One summer when my wife was pregnant with our first child we went to Summerfest. We were walking when we were almost rolled over by a “gaggle” of teenage girls. They were underdressed in their best Fest outfits that could escape their parents’ discerning radar. They were gossiping happily and loudly, unaware of a seven month pregnant woman.
My wife watched them while unconsciously rubbing her belly that housed our daughter. She turned to me and said, “How about I take the first decade and you take the second” referring to which parent would get the awkward, high-energy adolescent years.
I laughed and quickly agreed, first because I was a bit nervous of the unknown early childhood years, and second because I had quite a bit of experience working professionally with teens. Of course, very quickly I realized it would require a team effort. Soon two on one defense (one child), to borrow a sports strategy, went to man-to-man defense (two children), and then on to using a zone defense (three children).
The deeper we get into parenting, the more essential it seems to model better behavior. In fact, as I compare and contrast teens that I work with in my business and the habits, attitudes and behaviors of my own young children (and their friends), I realize that kids become products of their environment. More specifically, they imitate their environment.
My 5-year-old son jumps on the couch. Two minutes later, my 4-year-old son jumps on the couch. In comparison, a new song comes out on iTunes, one teen downloads it and their friends download it. Doesn’t a baby imitate their first smile from their parent? By human nature we model behavior.
How, then, can we positively influence our children to have strong character and model the best that we have to offer? God only knows that we all have poor habits that we would prefer not to be our legacy we leave behind. How can we instead pass along a lifetime of smiles?
“As this dad sees it,” gratitude and reverence are fundamental keys to a parent passing along the ability for their child to have a joy-filled life.
During this quickly approaching Thanksgiving season, what a great time to inject something more than the turkey. We all have much for which to be grateful. More than 3 billion people on this planet live on less than $2.50 a day, yet the poor I have met many times are rich in their spirit of reverence and abundance of gratitude. How can this be?
Ask anyone who has been on an international mission experience. The faith, hope and gratitude they witness in those living in poverty come from the Christmas promise – that God is with us. It is a humbling experience to witness such strength rising out of material poverty.
“The Gratitude Factor: Enhancing Your Life through Grateful Living,” a book by a friend of mine, Jesuit Fr. Charlie Shelton, explores the subject of Gratitude. Fr. Shelton lists the positive effects of gratitude on people who practice it: maturity, inspiration, insight, positive behaviors, positive emotions, connections, greater awareness, appreciation that they have more than enough, and an open mind.

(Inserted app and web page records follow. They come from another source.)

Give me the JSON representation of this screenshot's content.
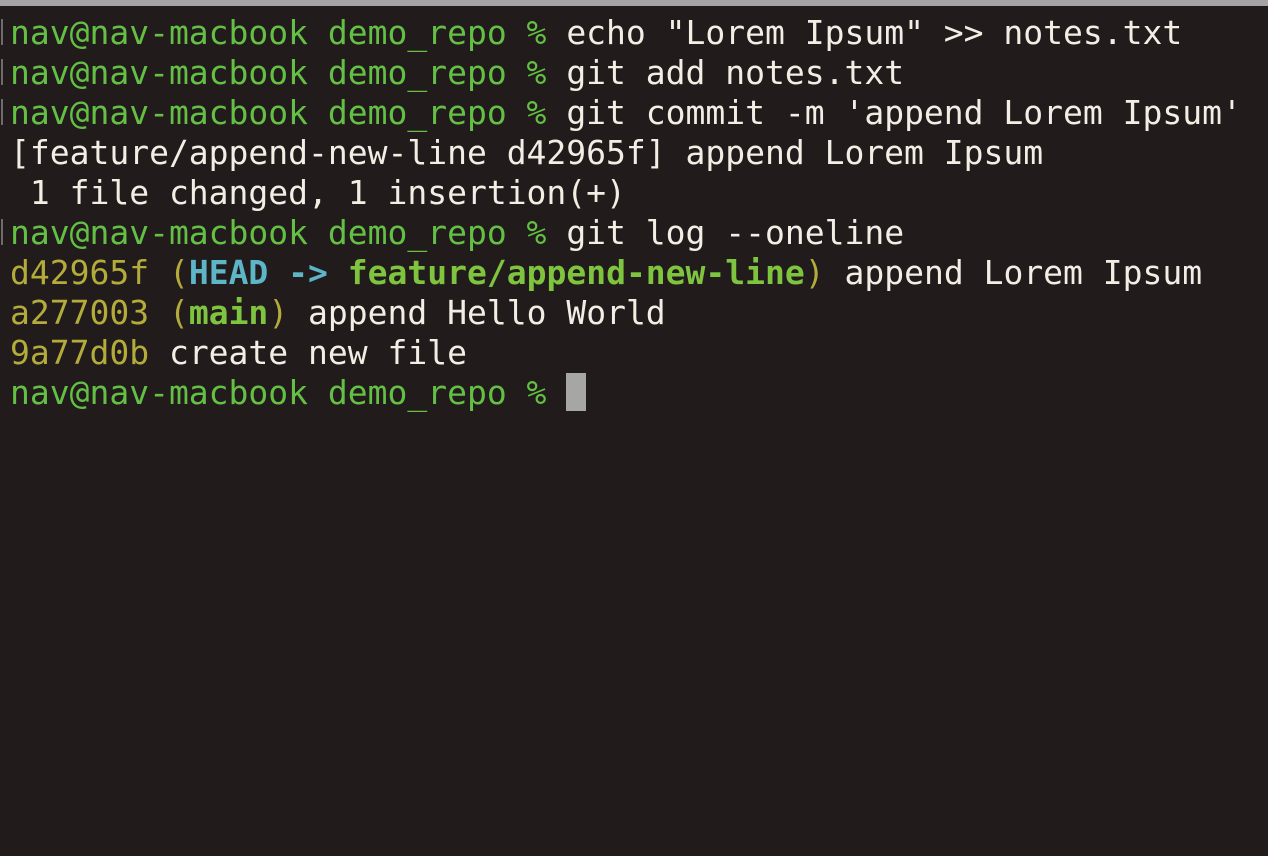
{
  "prompt": "nav@nav-macbook demo_repo %",
  "commands": [
    "echo \"Lorem Ipsum\" >> notes.txt",
    "git add notes.txt",
    "git commit -m 'append Lorem Ipsum'",
    "git log --oneline"
  ],
  "commit_output": {
    "summary": "[feature/append-new-line d42965f] append Lorem Ipsum",
    "stats": " 1 file changed, 1 insertion(+)"
  },
  "log": [
    {
      "hash": "d42965f",
      "open_paren": "(",
      "head": "HEAD",
      "arrow": " -> ",
      "branch": "feature/append-new-line",
      "close_paren": ")",
      "message": " append Lorem Ipsum"
    },
    {
      "hash": "a277003",
      "open_paren": "(",
      "branch": "main",
      "close_paren": ")",
      "message": " append Hello World"
    },
    {
      "hash": "9a77d0b",
      "message": " create new file"
    }
  ],
  "colors": {
    "background": "#221b1c",
    "prompt": "#64c045",
    "hash": "#b4ac3a",
    "head": "#5cb6c7",
    "branch": "#7ec43f",
    "text": "#f2eee4",
    "cursor": "#a6a6a6"
  }
}
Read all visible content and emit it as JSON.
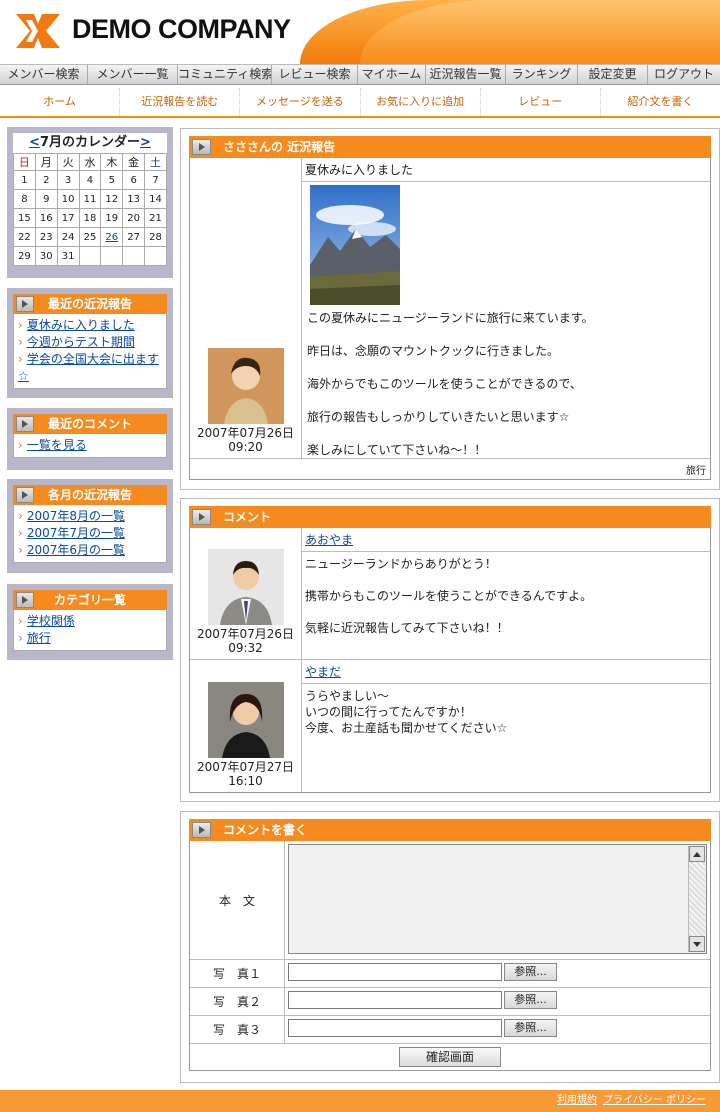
{
  "header": {
    "company": "DEMO COMPANY"
  },
  "topnav": [
    "メンバー検索",
    "メンバー一覧",
    "コミュニティ検索",
    "レビュー検索",
    "マイホーム",
    "近況報告一覧",
    "ランキング",
    "設定変更",
    "ログアウト"
  ],
  "subnav": [
    "ホーム",
    "近況報告を読む",
    "メッセージを送る",
    "お気に入りに追加",
    "レビュー",
    "紹介文を書く"
  ],
  "calendar": {
    "prev": "<",
    "title": "7月のカレンダー",
    "next": ">",
    "days": [
      "日",
      "月",
      "火",
      "水",
      "木",
      "金",
      "土"
    ],
    "weeks": [
      [
        "1",
        "2",
        "3",
        "4",
        "5",
        "6",
        "7"
      ],
      [
        "8",
        "9",
        "10",
        "11",
        "12",
        "13",
        "14"
      ],
      [
        "15",
        "16",
        "17",
        "18",
        "19",
        "20",
        "21"
      ],
      [
        "22",
        "23",
        "24",
        "25",
        "26",
        "27",
        "28"
      ],
      [
        "29",
        "30",
        "31",
        "",
        "",
        "",
        ""
      ]
    ],
    "linked_day": "26"
  },
  "sidebar": {
    "recent_reports": {
      "title": "最近の近況報告",
      "items": [
        "夏休みに入りました",
        "今週からテスト期間",
        "学会の全国大会に出ます☆"
      ]
    },
    "recent_comments": {
      "title": "最近のコメント",
      "items": [
        "一覧を見る"
      ]
    },
    "monthly": {
      "title": "各月の近況報告",
      "items": [
        "2007年8月の一覧",
        "2007年7月の一覧",
        "2007年6月の一覧"
      ]
    },
    "categories": {
      "title": "カテゴリ一覧",
      "items": [
        "学校関係",
        "旅行"
      ]
    }
  },
  "report": {
    "title": "さささんの 近況報告",
    "subject": "夏休みに入りました",
    "date": "2007年07月26日",
    "time": "09:20",
    "body": [
      "この夏休みにニュージーランドに旅行に来ています。",
      "",
      "昨日は、念願のマウントクックに行きました。",
      "",
      "海外からでもこのツールを使うことができるので、",
      "",
      "旅行の報告もしっかりしていきたいと思います☆",
      "",
      "楽しみにしていて下さいね～！！"
    ],
    "category": "旅行"
  },
  "comments": {
    "title": "コメント",
    "items": [
      {
        "name": "あおやま",
        "date": "2007年07月26日",
        "time": "09:32",
        "body": [
          "ニュージーランドからありがとう！",
          "",
          "携帯からもこのツールを使うことができるんですよ。",
          "",
          "気軽に近況報告してみて下さいね！！"
        ]
      },
      {
        "name": "やまだ",
        "date": "2007年07月27日",
        "time": "16:10",
        "body": [
          "うらやましい～",
          "いつの間に行ってたんですか！",
          "今度、お土産話も聞かせてください☆"
        ]
      }
    ]
  },
  "form": {
    "title": "コメントを書く",
    "body_label": "本　文",
    "photo1": "写　真１",
    "photo2": "写　真２",
    "photo3": "写　真３",
    "browse": "参照...",
    "confirm": "確認画面"
  },
  "footer": {
    "terms": "利用規約",
    "privacy": "プライバシー ポリシー"
  }
}
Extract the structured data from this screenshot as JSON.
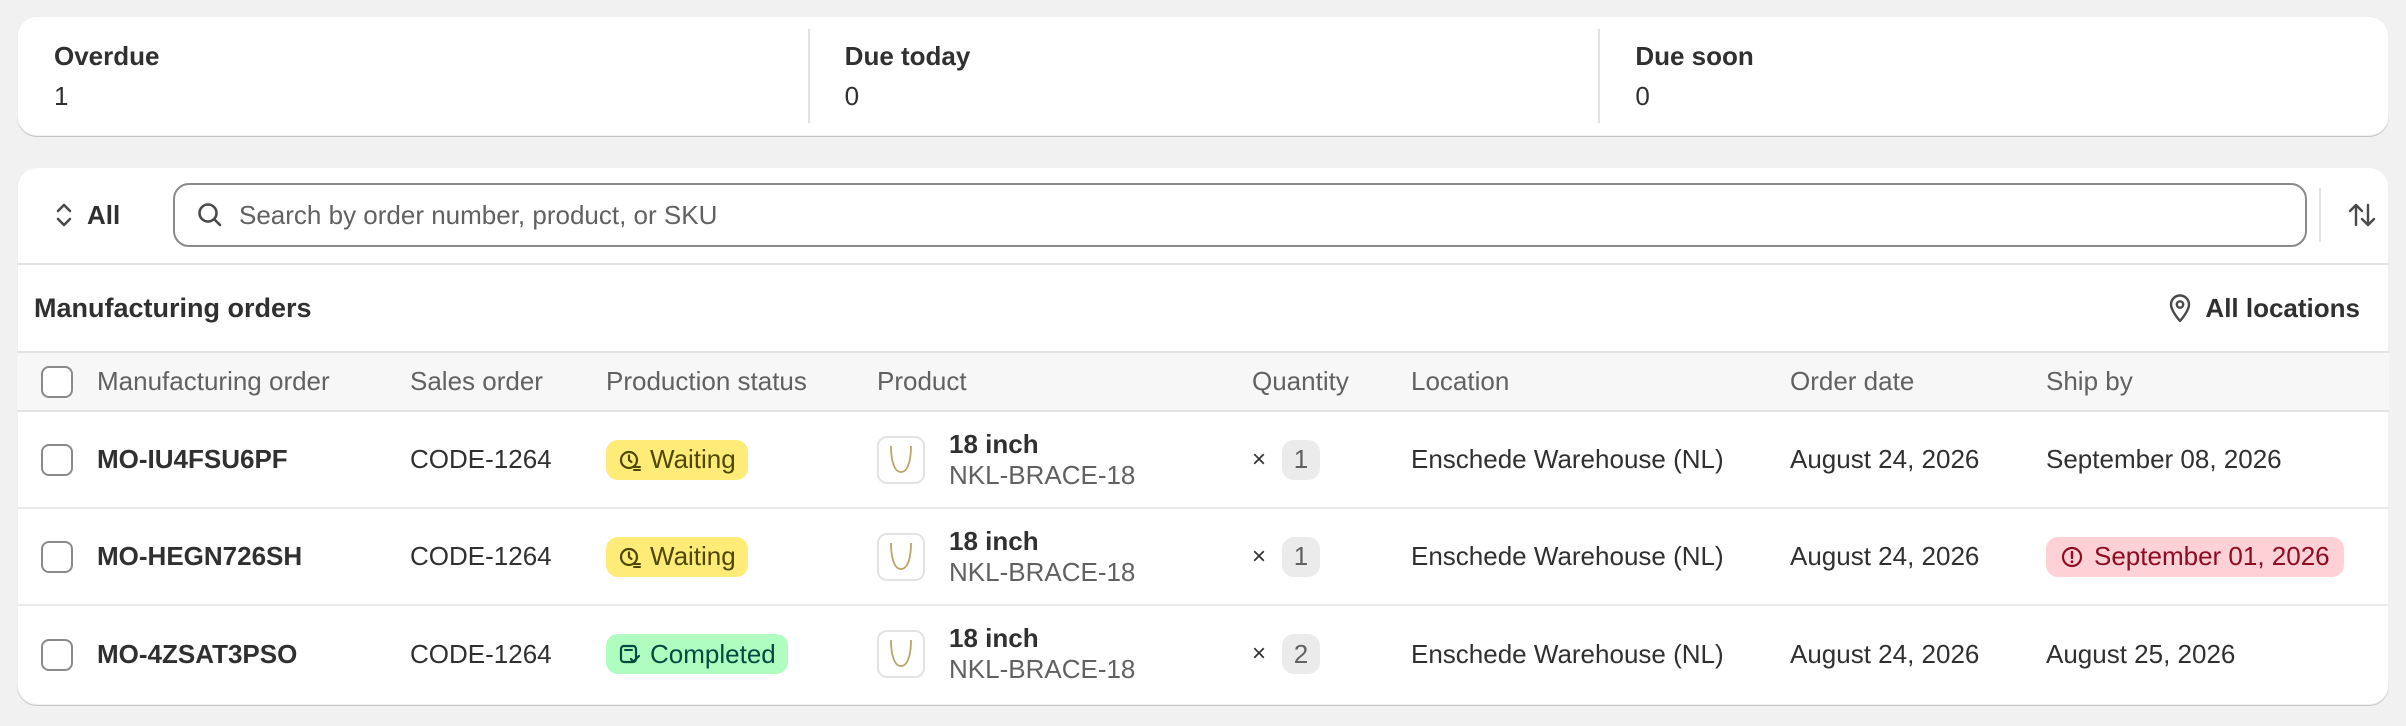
{
  "metrics": [
    {
      "label": "Overdue",
      "value": "1"
    },
    {
      "label": "Due today",
      "value": "0"
    },
    {
      "label": "Due soon",
      "value": "0"
    }
  ],
  "toolbar": {
    "filter_label": "All",
    "search_placeholder": "Search by order number, product, or SKU"
  },
  "section": {
    "title": "Manufacturing orders",
    "locations_label": "All locations"
  },
  "columns": {
    "mo": "Manufacturing order",
    "sales": "Sales order",
    "status": "Production status",
    "product": "Product",
    "quantity": "Quantity",
    "location": "Location",
    "order_date": "Order date",
    "ship_by": "Ship by"
  },
  "rows": [
    {
      "mo": "MO-IU4FSU6PF",
      "sales": "CODE-1264",
      "status": "Waiting",
      "product": "18 inch",
      "sku": "NKL-BRACE-18",
      "qty_x": "×",
      "qty": "1",
      "location": "Enschede Warehouse (NL)",
      "order_date": "August 24, 2026",
      "ship_by": "September 08, 2026"
    },
    {
      "mo": "MO-HEGN726SH",
      "sales": "CODE-1264",
      "status": "Waiting",
      "product": "18 inch",
      "sku": "NKL-BRACE-18",
      "qty_x": "×",
      "qty": "1",
      "location": "Enschede Warehouse (NL)",
      "order_date": "August 24, 2026",
      "ship_by": "September 01, 2026"
    },
    {
      "mo": "MO-4ZSAT3PSO",
      "sales": "CODE-1264",
      "status": "Completed",
      "product": "18 inch",
      "sku": "NKL-BRACE-18",
      "qty_x": "×",
      "qty": "2",
      "location": "Enschede Warehouse (NL)",
      "order_date": "August 24, 2026",
      "ship_by": "August 25, 2026"
    }
  ],
  "colors": {
    "waiting_bg": "#ffeb78",
    "completed_bg": "#affebf",
    "overdue_bg": "#fed1d7",
    "overdue_text": "#8e0b21"
  }
}
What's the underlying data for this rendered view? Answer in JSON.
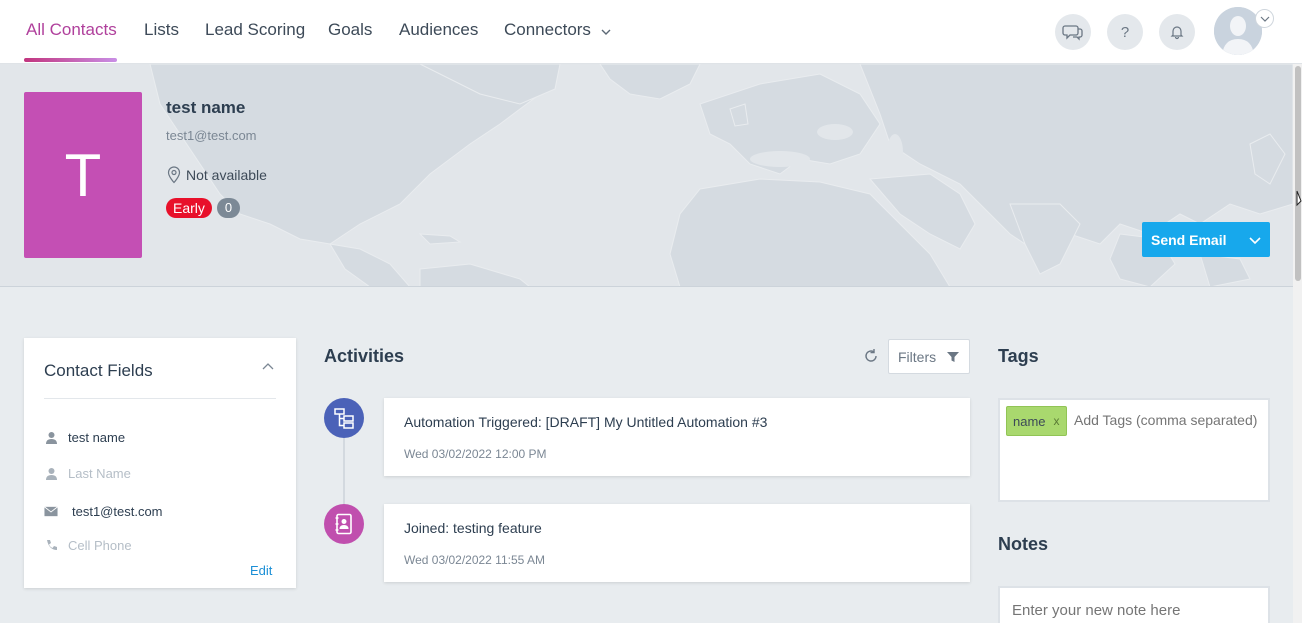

Fr. Shelton notes, “Millions of Americans log on to the Internet and use cell phones daily. Many of us have for screen savers or as pictures on our cell phones images of family, friends, or enjoyable moments we have experienced. Develop a habit several times during any ordinary day, of not only viewing these pictures, but focusing on them. Spend a few moments being grateful for the person or scene depicted on the screen.”
St. Thomas Aquinas teaches that gratitude is closely connected to the cardinal virtue of justice, by which we give what is due to others. With the spirit of gratitude we believe, “To whom much is given, much is expected.”
The fruits of this are summed up by the English poet, John Milton, “Gratitude bestows reverence, allowing us to encounter everyday epiphanies, those transcendent moments of awe that change forever how we experience life and the world.”
German philosopher, physician, medical missionary, and Noble Peace Prize laureate, Albert Schweitzer, coined the phrase “Ehrfurcht vor dem Leben” – German for “Reverence for Life” or more accurately, “to be in awe of the mystery of life.”
What a gift it would be to model to our children this awe, or reverence for life! We need only to dust off the teachings of our ancestors to see that some things last the test of time. Plato said, “Let parents bequeath to their children not riches, but the spirit of reverence.”
You never hear of too much respect (reverence) do you? It always seems that the root of conflict is too little respect.
This Thanksgiving season, model your gratefulness every day to your children. If you are not eating together as a family regularly, START! Ask each person at the dinner table for what are they grateful that day.
John Wilmot, 2nd Earl of Rochester, English poet and wit of King Charles II’s court so humorously summed up the parenting experience when he said, “Before I got married I had six theories of raising children; now, I have six children and no theories.”
(Jeff and Jennifer are running a zone defense with their three wonderfully active children! Jeff is the founder and executive director of Pivotal Directions, a servant-leadership program for youth. Jennifer works for a biotech company that provides Multiple Sclerosis therapies. They are parishioners at Lumen Christi Parish, Mequon.)